Since the coming into effect of the Constitutive Act of African Union, the OAUtransformed into the AU which was lAUnched in July 2002. South Africa volunteered to provide the home for the New Partnership for African development (NEPAD), but as I write this, NEPAD has never constructed even a toilet on this continent!
It is not enough to just criticise and do nothing. Instead, we should try and light the candle to make the darkness disappear.

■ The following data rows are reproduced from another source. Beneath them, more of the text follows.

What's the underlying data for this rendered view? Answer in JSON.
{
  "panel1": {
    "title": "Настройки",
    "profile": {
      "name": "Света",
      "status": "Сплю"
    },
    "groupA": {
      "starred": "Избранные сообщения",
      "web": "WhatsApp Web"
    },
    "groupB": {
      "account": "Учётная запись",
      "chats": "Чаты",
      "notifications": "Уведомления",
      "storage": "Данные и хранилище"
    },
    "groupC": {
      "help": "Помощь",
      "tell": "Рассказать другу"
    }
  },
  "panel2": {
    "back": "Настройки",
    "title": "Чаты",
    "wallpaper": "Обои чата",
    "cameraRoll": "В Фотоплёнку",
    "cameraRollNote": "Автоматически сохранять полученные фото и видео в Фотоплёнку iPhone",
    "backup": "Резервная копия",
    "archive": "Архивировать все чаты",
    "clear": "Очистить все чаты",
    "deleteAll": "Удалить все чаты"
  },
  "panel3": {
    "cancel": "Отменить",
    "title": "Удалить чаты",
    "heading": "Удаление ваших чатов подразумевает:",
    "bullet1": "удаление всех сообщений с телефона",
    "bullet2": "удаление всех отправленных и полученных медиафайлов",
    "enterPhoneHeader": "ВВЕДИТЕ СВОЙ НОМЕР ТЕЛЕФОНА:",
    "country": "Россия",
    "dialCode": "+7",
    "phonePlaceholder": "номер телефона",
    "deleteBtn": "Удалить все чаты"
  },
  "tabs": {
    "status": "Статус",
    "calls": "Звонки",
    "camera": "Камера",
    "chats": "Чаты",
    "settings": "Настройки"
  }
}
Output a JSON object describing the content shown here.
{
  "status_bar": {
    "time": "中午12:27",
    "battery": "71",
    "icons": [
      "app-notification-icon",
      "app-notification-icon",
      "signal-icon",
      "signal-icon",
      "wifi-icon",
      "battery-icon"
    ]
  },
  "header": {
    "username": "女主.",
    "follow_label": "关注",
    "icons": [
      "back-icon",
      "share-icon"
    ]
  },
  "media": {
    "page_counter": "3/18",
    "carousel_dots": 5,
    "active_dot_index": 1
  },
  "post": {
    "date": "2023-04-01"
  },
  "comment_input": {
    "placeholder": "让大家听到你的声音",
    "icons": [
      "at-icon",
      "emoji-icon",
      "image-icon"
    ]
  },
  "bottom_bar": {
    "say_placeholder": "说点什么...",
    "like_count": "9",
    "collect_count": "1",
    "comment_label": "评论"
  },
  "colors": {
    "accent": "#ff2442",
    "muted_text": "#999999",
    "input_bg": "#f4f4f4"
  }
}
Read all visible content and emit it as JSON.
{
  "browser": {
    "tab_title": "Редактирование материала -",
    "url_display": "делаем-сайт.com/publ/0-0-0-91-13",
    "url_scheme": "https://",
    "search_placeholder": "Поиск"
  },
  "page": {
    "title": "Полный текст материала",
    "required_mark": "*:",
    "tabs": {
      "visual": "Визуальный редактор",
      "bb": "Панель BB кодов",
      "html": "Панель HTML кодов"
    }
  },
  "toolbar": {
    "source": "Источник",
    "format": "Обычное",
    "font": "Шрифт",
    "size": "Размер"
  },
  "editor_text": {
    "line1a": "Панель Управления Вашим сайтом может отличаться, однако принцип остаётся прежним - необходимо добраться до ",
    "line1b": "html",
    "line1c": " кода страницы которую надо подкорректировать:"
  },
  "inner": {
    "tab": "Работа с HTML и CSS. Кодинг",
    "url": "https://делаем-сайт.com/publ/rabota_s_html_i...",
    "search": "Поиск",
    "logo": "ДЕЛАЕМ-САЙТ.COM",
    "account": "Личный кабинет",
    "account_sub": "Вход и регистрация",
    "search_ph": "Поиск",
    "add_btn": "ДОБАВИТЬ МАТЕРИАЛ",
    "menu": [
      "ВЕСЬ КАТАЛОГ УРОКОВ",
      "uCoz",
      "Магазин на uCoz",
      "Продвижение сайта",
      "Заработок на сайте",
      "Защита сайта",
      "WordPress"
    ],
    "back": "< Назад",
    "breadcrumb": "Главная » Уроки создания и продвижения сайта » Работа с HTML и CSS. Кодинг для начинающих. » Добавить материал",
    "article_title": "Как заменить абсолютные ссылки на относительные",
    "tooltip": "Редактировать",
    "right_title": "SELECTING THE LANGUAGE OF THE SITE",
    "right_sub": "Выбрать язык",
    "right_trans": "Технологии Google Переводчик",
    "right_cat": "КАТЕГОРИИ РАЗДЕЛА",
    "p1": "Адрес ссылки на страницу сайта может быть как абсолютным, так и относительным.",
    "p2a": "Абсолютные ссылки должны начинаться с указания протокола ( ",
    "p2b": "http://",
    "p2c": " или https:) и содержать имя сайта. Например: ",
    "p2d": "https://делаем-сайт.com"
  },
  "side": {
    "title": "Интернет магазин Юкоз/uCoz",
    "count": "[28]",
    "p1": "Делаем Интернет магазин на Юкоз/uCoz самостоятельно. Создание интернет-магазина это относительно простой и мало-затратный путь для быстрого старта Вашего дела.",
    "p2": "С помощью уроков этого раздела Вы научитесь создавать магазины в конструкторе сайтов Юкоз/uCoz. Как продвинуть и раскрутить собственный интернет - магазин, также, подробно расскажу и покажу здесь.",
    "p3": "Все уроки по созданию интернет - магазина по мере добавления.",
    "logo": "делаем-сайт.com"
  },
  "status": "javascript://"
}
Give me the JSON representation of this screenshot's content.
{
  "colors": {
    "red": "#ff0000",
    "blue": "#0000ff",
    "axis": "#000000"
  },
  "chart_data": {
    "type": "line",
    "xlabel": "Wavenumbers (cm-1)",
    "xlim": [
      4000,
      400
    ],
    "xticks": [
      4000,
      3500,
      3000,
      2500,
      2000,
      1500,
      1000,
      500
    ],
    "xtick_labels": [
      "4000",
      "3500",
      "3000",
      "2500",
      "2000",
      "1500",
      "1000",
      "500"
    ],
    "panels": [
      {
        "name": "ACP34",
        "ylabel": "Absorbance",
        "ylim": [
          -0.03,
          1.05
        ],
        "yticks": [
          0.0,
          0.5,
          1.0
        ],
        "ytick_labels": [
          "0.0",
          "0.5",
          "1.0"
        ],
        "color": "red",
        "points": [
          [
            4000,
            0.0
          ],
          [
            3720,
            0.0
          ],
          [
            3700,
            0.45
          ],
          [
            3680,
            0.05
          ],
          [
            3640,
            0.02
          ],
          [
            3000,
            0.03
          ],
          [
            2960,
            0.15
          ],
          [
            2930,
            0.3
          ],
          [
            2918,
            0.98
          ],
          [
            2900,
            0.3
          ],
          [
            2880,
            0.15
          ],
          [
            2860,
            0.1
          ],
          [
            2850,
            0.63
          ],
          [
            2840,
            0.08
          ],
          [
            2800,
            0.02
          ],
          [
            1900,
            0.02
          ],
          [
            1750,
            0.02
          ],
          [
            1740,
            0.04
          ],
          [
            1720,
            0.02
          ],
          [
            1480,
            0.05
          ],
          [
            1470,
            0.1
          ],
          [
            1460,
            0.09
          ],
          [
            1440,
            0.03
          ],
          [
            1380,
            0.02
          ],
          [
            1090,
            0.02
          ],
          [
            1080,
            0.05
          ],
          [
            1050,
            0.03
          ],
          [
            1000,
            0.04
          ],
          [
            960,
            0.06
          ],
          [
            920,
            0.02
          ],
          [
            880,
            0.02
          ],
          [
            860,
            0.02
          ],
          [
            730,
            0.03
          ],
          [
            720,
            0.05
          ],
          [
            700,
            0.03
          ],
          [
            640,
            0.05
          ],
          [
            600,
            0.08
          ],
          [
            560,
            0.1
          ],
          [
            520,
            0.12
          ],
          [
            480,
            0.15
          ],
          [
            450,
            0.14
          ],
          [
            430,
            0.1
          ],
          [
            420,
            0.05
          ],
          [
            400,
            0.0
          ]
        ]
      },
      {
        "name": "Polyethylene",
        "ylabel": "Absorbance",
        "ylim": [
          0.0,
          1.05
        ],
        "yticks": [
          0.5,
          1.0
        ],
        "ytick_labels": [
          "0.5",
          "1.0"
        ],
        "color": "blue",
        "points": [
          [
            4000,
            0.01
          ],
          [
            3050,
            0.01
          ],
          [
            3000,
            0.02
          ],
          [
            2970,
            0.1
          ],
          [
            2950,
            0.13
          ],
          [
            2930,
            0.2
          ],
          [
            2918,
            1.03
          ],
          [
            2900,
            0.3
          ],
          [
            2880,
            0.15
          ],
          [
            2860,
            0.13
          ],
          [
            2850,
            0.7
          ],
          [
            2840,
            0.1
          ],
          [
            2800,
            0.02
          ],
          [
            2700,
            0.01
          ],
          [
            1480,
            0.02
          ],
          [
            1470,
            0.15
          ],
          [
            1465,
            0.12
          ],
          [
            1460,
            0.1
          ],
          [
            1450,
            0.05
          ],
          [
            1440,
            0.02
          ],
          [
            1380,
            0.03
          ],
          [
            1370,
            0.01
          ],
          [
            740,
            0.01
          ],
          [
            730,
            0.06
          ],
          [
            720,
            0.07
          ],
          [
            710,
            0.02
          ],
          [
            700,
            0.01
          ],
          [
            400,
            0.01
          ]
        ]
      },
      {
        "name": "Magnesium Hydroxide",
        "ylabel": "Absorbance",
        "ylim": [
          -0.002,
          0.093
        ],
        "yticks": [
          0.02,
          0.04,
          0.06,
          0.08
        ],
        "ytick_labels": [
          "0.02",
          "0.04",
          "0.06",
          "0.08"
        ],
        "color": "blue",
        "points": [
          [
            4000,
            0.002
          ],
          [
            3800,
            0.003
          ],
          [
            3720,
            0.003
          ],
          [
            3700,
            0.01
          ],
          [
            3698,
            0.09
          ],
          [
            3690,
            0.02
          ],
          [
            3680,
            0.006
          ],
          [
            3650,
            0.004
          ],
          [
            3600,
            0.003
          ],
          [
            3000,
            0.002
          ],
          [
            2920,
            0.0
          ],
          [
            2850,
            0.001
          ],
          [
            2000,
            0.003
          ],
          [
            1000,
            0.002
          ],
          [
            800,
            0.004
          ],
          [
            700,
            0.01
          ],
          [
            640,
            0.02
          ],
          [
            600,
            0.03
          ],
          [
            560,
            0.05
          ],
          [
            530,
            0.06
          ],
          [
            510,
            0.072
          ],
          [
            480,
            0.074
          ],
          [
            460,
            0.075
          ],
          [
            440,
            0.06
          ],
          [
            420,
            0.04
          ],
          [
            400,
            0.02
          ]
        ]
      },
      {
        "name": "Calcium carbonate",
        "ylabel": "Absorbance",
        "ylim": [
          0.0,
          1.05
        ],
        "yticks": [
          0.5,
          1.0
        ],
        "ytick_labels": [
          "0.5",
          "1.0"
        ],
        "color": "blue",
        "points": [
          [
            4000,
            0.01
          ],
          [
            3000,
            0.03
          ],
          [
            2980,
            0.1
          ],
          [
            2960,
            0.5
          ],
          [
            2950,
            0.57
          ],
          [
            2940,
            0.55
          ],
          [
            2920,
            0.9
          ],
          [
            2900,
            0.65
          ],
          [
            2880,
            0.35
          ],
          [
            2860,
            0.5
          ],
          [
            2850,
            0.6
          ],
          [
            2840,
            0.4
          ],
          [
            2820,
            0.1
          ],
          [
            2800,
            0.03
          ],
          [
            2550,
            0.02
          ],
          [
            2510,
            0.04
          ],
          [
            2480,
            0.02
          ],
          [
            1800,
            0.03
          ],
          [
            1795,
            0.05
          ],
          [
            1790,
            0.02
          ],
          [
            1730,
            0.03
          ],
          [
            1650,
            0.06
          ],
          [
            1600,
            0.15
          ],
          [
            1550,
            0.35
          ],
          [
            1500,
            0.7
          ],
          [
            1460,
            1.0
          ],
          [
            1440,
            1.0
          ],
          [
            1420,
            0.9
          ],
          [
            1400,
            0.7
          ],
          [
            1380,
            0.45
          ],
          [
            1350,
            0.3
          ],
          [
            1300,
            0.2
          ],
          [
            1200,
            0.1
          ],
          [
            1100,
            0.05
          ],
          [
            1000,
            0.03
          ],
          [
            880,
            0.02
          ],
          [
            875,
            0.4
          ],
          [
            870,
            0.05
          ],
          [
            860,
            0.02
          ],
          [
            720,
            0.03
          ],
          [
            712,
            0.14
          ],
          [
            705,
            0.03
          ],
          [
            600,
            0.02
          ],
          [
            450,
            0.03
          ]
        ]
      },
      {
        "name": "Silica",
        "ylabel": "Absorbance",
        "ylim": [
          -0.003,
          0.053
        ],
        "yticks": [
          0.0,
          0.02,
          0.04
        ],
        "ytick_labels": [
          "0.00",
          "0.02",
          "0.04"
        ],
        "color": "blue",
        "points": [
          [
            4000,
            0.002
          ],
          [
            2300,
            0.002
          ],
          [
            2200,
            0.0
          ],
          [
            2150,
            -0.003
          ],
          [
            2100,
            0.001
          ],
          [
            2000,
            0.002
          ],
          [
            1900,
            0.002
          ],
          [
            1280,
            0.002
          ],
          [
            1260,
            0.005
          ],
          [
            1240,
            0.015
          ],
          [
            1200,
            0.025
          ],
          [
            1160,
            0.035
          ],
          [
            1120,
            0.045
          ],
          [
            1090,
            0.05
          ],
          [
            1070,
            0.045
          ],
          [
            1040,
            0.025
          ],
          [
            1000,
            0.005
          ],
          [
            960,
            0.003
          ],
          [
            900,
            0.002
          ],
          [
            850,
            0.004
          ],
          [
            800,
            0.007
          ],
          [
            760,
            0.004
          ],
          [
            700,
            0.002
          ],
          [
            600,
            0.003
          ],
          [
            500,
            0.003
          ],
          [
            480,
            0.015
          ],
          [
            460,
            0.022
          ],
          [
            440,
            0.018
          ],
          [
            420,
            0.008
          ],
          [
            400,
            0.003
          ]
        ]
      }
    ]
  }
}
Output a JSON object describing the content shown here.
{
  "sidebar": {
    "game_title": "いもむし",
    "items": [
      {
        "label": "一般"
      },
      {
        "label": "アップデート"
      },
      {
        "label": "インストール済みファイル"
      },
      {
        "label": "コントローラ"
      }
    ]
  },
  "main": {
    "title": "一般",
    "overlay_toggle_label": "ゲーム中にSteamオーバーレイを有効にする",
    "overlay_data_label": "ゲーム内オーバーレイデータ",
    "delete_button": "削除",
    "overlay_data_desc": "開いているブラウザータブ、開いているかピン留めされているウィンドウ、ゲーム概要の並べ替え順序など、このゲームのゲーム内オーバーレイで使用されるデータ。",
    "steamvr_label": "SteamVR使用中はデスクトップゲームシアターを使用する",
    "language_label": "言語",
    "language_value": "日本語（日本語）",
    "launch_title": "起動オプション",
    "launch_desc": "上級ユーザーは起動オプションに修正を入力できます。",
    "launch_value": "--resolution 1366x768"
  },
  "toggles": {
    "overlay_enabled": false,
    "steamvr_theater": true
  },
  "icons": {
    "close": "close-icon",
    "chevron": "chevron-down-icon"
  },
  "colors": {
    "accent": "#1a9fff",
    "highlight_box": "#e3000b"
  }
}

But our leaders are the ones hesitant to light the candles they hold, so darkness continues. The AU agreed to deploy troops in Somalia, but up to now it is only Uganda and Burundi in Somalia. The al-Shabaab operating in lawless Somalia are now claiming to have planted bombs that killed 76 people and injured many others in Kampala. Why can’t we as a united Africa finish them off? I will not be surprised when we start debating first-tracking the AU as opposed to the Regional Economic Communities (RECs) like ECOWAS, EAC, and SADC. In 2007, Ethiopia due to increased pressure withdrew its troops from Somalia. Subsequent to this, Nigeria, Ghana and South Africa promised to send troops under the AUspices of the African Union Mission (AMISOM) in Somalia, but up to now nothing has materialized.

The 15th African Union SUMMIT in Kampala, like the previous ones on the continent, crafted a good theme and leaders will have to debate issues about maternal and infant mortality rates but what we need is to turn these millennium development “dreams” into reality. We can never develop any part of this continent without security. It is like dreaming of going to heaven before you die. Africa should stop being a lame duck or a crime child of the world. We must walk the talk. We can never afford to be backward any more. Most of the reports in the media and commentaries about Africa from the profitable multi-billion industry of pessimism forecast that nothing good comes out of the “dark continent”. We Africans are constantly reminded that we should take charge of our destiny and stop blaming slavery, colonialism, neo-colonialism, decolonisation or globalisation for our conditions.

Yet whenever any initiative emanates from us to face these challenges they are dismissed by the West as either unrealistic or having a hidden agenda of someone who is out to “manipulate” ignorant Africans. African leaders have to be more relevant on specific questions otherwise we will continue to be the lAUghing stock of the world. African leaders should concentrate on resolving the Darfur crisis, Somalia insurgency and other areas that are threatened by insecurity or disorder. As Kwame Nkrumah put it, “Backwards never forward forever”. Amen.

Stephen Asiimwe.